List all lines in the material below that contain "active".
══════════════════════════════
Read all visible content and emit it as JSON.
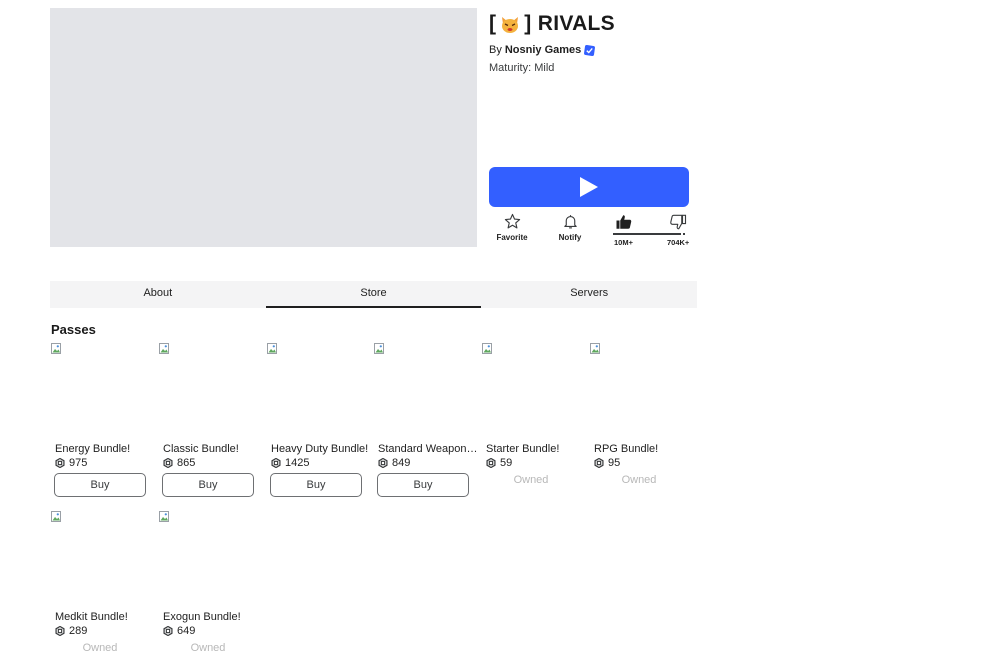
{
  "game": {
    "title_open": "[",
    "title_close": "] RIVALS",
    "by_label": "By",
    "creator": "Nosniy Games",
    "maturity": "Maturity: Mild"
  },
  "actions": {
    "favorite": "Favorite",
    "notify": "Notify",
    "upvotes": "10M+",
    "downvotes": "704K+",
    "upvote_fraction": 0.93
  },
  "tabs": [
    {
      "label": "About",
      "active": false
    },
    {
      "label": "Store",
      "active": true
    },
    {
      "label": "Servers",
      "active": false
    }
  ],
  "store": {
    "section_title": "Passes",
    "buy_label": "Buy",
    "owned_label": "Owned",
    "passes": [
      {
        "name": "Energy Bundle!",
        "price": "975",
        "owned": false
      },
      {
        "name": "Classic Bundle!",
        "price": "865",
        "owned": false
      },
      {
        "name": "Heavy Duty Bundle!",
        "price": "1425",
        "owned": false
      },
      {
        "name": "Standard Weapons Bundle!",
        "price": "849",
        "owned": false
      },
      {
        "name": "Starter Bundle!",
        "price": "59",
        "owned": true
      },
      {
        "name": "RPG Bundle!",
        "price": "95",
        "owned": true
      },
      {
        "name": "Medkit Bundle!",
        "price": "289",
        "owned": true
      },
      {
        "name": "Exogun Bundle!",
        "price": "649",
        "owned": true
      }
    ]
  },
  "colors": {
    "play_button": "#335fff",
    "verified_badge": "#335fff",
    "thumbnail_placeholder": "#e3e4e8"
  }
}
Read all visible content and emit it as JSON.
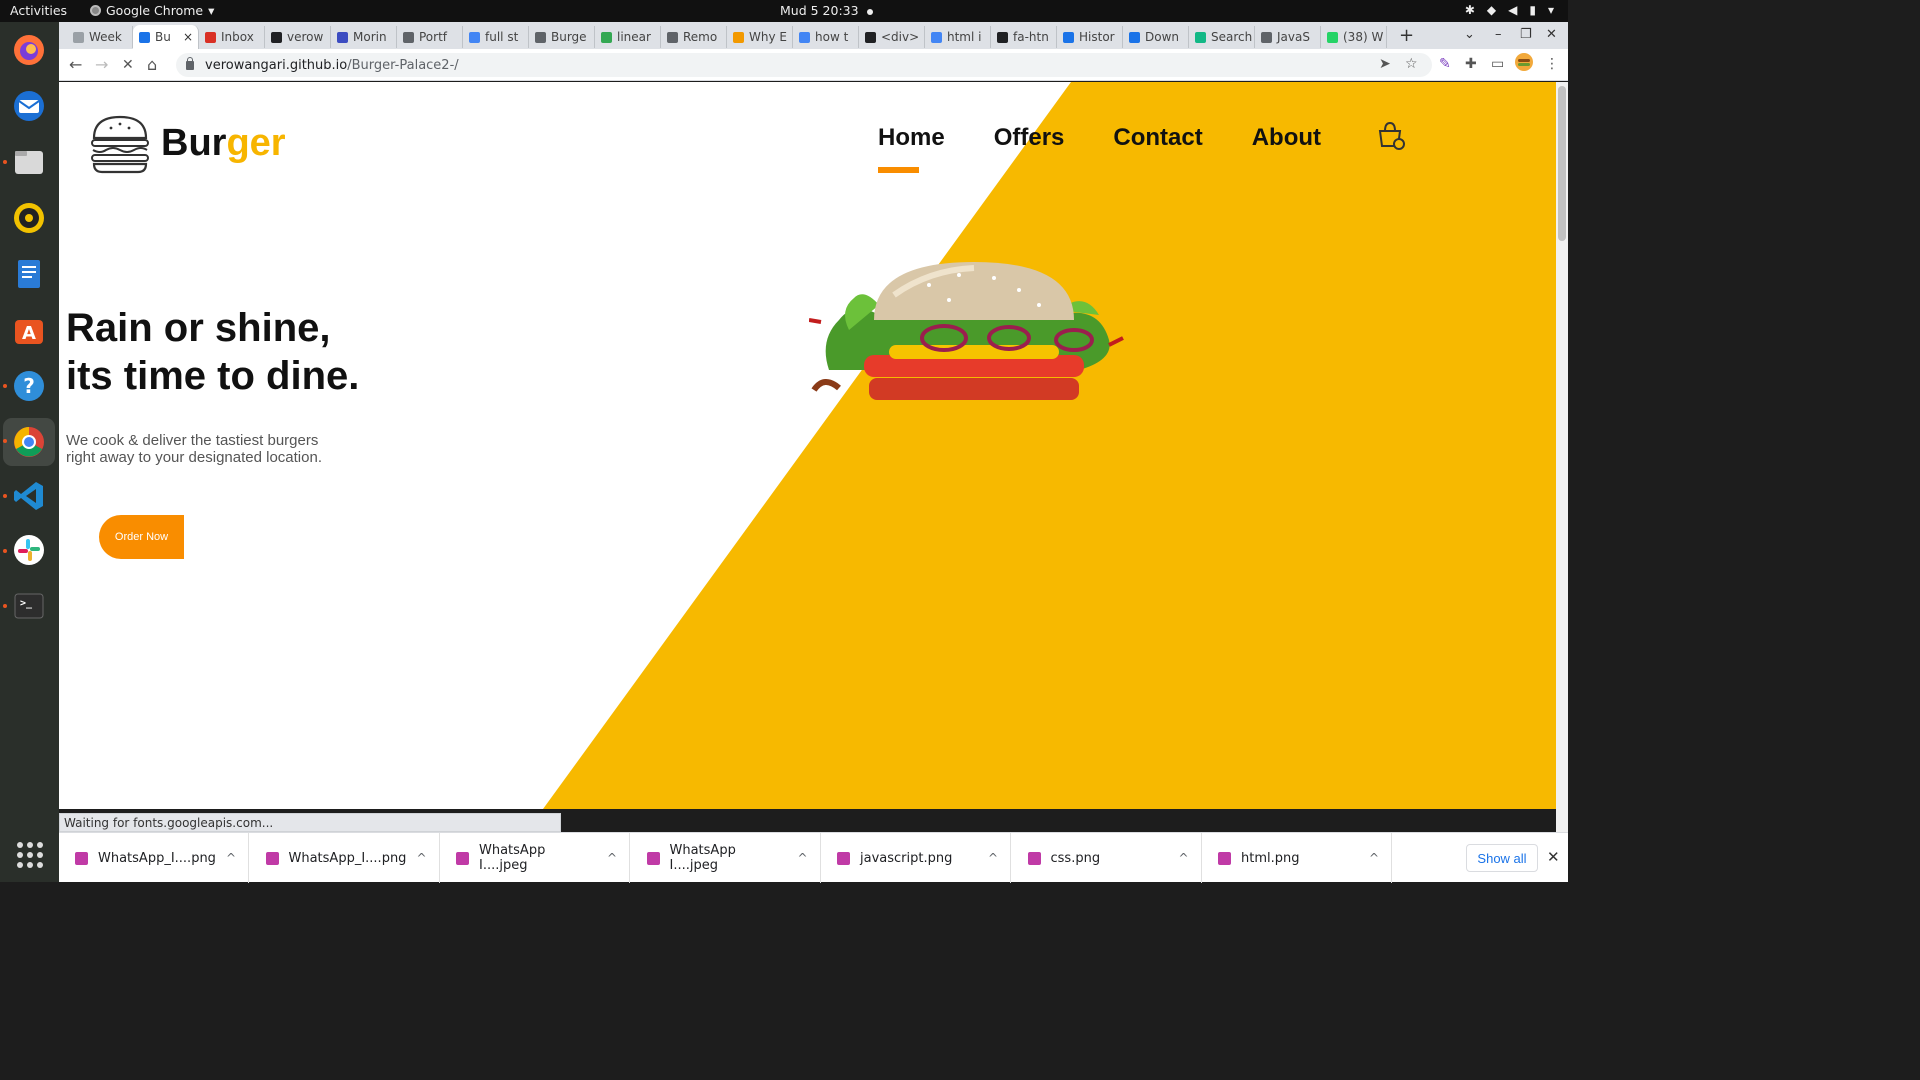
{
  "topbar": {
    "activities": "Activities",
    "app_name": "Google Chrome",
    "app_menu_glyph": "▾",
    "clock": "Mud 5  20:33",
    "tray": [
      "network-icon",
      "wifi-icon",
      "volume-icon",
      "battery-icon",
      "power-menu-icon"
    ]
  },
  "browser": {
    "tabs": [
      {
        "label": "Week",
        "color": "#9aa0a6"
      },
      {
        "label": "Bu",
        "color": "#1a73e8",
        "active": true
      },
      {
        "label": "Inbox",
        "color": "#d93025"
      },
      {
        "label": "verow",
        "color": "#202124"
      },
      {
        "label": "Morin",
        "color": "#3c4cc1"
      },
      {
        "label": "Portf",
        "color": "#5f6368"
      },
      {
        "label": "full st",
        "color": "#4285f4"
      },
      {
        "label": "Burge",
        "color": "#5f6368"
      },
      {
        "label": "linear",
        "color": "#34a853"
      },
      {
        "label": "Remo",
        "color": "#5f6368"
      },
      {
        "label": "Why E",
        "color": "#f29900"
      },
      {
        "label": "how t",
        "color": "#4285f4"
      },
      {
        "label": "<div>",
        "color": "#202124"
      },
      {
        "label": "html i",
        "color": "#4285f4"
      },
      {
        "label": "fa-htn",
        "color": "#202124"
      },
      {
        "label": "Histor",
        "color": "#1a73e8"
      },
      {
        "label": "Down",
        "color": "#1a73e8"
      },
      {
        "label": "Search",
        "color": "#12b886"
      },
      {
        "label": "JavaS",
        "color": "#5f6368"
      },
      {
        "label": "(38) W",
        "color": "#25d366"
      }
    ],
    "tab_close": "×",
    "new_tab": "+",
    "window_controls": {
      "dropdown": "⌄",
      "minimize": "–",
      "restore": "❐",
      "close": "✕"
    },
    "nav": {
      "back": "←",
      "forward": "→",
      "reload": "✕",
      "home": "⌂"
    },
    "url_host": "verowangari.github.io",
    "url_path": "/Burger-Palace2-/",
    "toolbar_icons": {
      "send": "➤",
      "bookmark": "☆",
      "eyedropper": "✎",
      "extensions": "✚",
      "cast": "▭",
      "menu": "⋮"
    },
    "status_text": "Waiting for fonts.googleapis.com..."
  },
  "site": {
    "logo_main": "Bur",
    "logo_accent": "ger",
    "nav": [
      "Home",
      "Offers",
      "Contact",
      "About"
    ],
    "hero_line1": "Rain or shine,",
    "hero_line2": "its time to dine.",
    "hero_sub_line1": "We cook & deliver the tastiest burgers",
    "hero_sub_line2": "right away to your designated location.",
    "order_button": "Order Now",
    "colors": {
      "yellow": "#f7b900",
      "orange": "#f98d00"
    }
  },
  "downloads": {
    "items": [
      "WhatsApp_I....png",
      "WhatsApp_I....png",
      "WhatsApp I....jpeg",
      "WhatsApp I....jpeg",
      "javascript.png",
      "css.png",
      "html.png"
    ],
    "chevron": "^",
    "show_all": "Show all",
    "close": "✕"
  }
}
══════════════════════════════
# [Solved exercise]
      "active": false
      "active": true
      "active": false
        "active": true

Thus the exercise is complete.